▶ _EXERCISE AIM_
Count how many lines below include the word "Inscritos". Answer with a number only.

RECORD SET below:

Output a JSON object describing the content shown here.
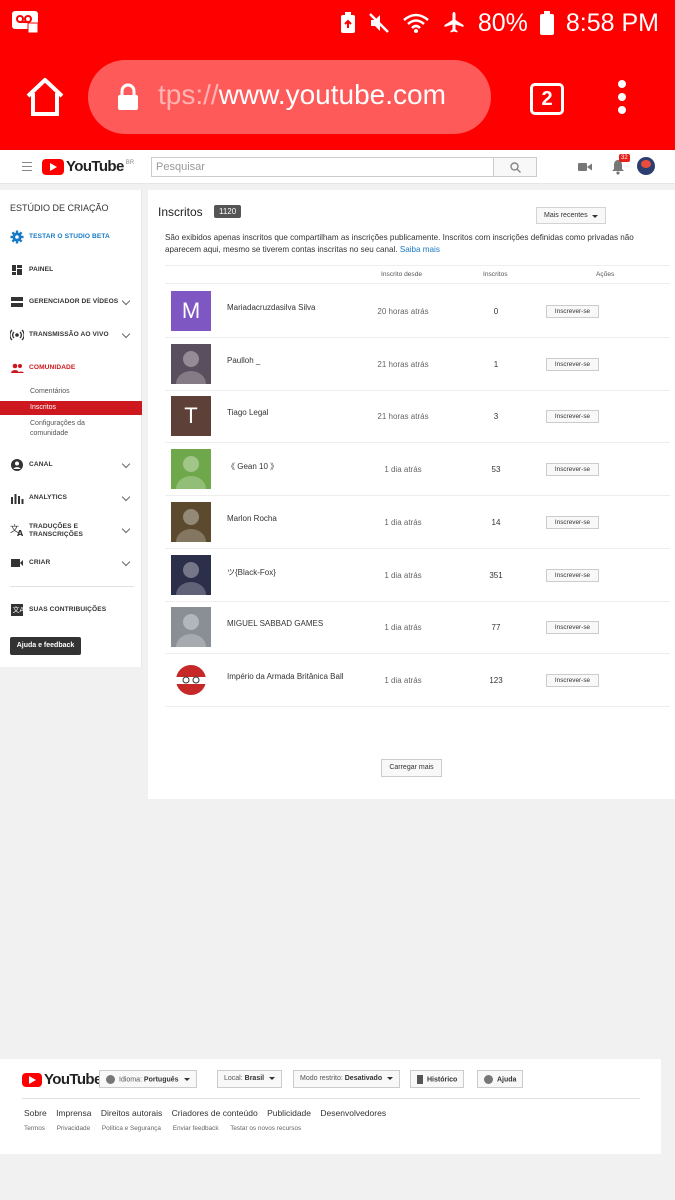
{
  "status": {
    "battery": "80%",
    "time": "8:58 PM",
    "tabs_count": "2",
    "url_fade": "tps://",
    "url_main": "www.youtube.com"
  },
  "header": {
    "logo_text": "YouTube",
    "region": "BR",
    "search_placeholder": "Pesquisar",
    "notifications": "32"
  },
  "sidebar": {
    "title": "ESTÚDIO DE CRIAÇÃO",
    "items": [
      {
        "label": "TESTAR O STUDIO BETA",
        "icon": "gear-icon"
      },
      {
        "label": "PAINEL",
        "icon": "dashboard-icon"
      },
      {
        "label": "GERENCIADOR DE VÍDEOS",
        "icon": "video-manager-icon"
      },
      {
        "label": "TRANSMISSÃO AO VIVO",
        "icon": "live-icon"
      },
      {
        "label": "COMUNIDADE",
        "icon": "community-icon"
      },
      {
        "label": "CANAL",
        "icon": "channel-icon"
      },
      {
        "label": "ANALYTICS",
        "icon": "analytics-icon"
      },
      {
        "label": "TRADUÇÕES E TRANSCRIÇÕES",
        "icon": "translate-icon"
      },
      {
        "label": "CRIAR",
        "icon": "create-icon"
      },
      {
        "label": "SUAS CONTRIBUIÇÕES",
        "icon": "contributions-icon"
      }
    ],
    "community_sub": [
      "Comentários",
      "Inscritos",
      "Configurações da comunidade"
    ],
    "help_label": "Ajuda e feedback"
  },
  "main": {
    "title": "Inscritos",
    "count": "1120",
    "sort_label": "Mais recentes",
    "description": "São exibidos apenas inscritos que compartilham as inscrições publicamente. Inscritos com inscrições definidas como privadas não aparecem aqui, mesmo se tiverem contas inscritas no seu canal.",
    "learn_more": "Saiba mais",
    "columns": {
      "since": "Inscrito desde",
      "subs": "Inscritos",
      "actions": "Ações"
    },
    "subscribe_label": "Inscrever-se",
    "rows": [
      {
        "name": "Mariadacruzdasilva Silva",
        "since": "20 horas atrás",
        "subs": "0",
        "letter": "M",
        "color": "#7e57c2"
      },
      {
        "name": "Paulloh _",
        "since": "21 horas atrás",
        "subs": "1",
        "letter": "",
        "color": "#5a4f5e"
      },
      {
        "name": "Tiago Legal",
        "since": "21 horas atrás",
        "subs": "3",
        "letter": "T",
        "color": "#5d4037"
      },
      {
        "name": "《 Gean 10 》",
        "since": "1 dia atrás",
        "subs": "53",
        "letter": "",
        "color": "#6fa84a"
      },
      {
        "name": "Marlon Rocha",
        "since": "1 dia atrás",
        "subs": "14",
        "letter": "",
        "color": "#5b4a2e"
      },
      {
        "name": "ツ{Black-Fox}",
        "since": "1 dia atrás",
        "subs": "351",
        "letter": "",
        "color": "#2b2f4a"
      },
      {
        "name": "MIGUEL SABBAD GAMES",
        "since": "1 dia atrás",
        "subs": "77",
        "letter": "",
        "color": "#8a8f95"
      },
      {
        "name": "Império da Armada Britânica Ball",
        "since": "1 dia atrás",
        "subs": "123",
        "letter": "",
        "color": "#ffffff"
      }
    ],
    "load_more": "Carregar mais"
  },
  "footer": {
    "logo_text": "YouTube",
    "language": {
      "label": "Idioma:",
      "value": "Português"
    },
    "location": {
      "label": "Local:",
      "value": "Brasil"
    },
    "restricted": {
      "label": "Modo restrito:",
      "value": "Desativado"
    },
    "history": "Histórico",
    "help": "Ajuda",
    "links": [
      "Sobre",
      "Imprensa",
      "Direitos autorais",
      "Criadores de conteúdo",
      "Publicidade",
      "Desenvolvedores"
    ],
    "small_links": [
      "Termos",
      "Privacidade",
      "Política e Segurança",
      "Enviar feedback",
      "Testar os novos recursos"
    ]
  }
}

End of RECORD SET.

▶ _EXPECTED ANSWER_
4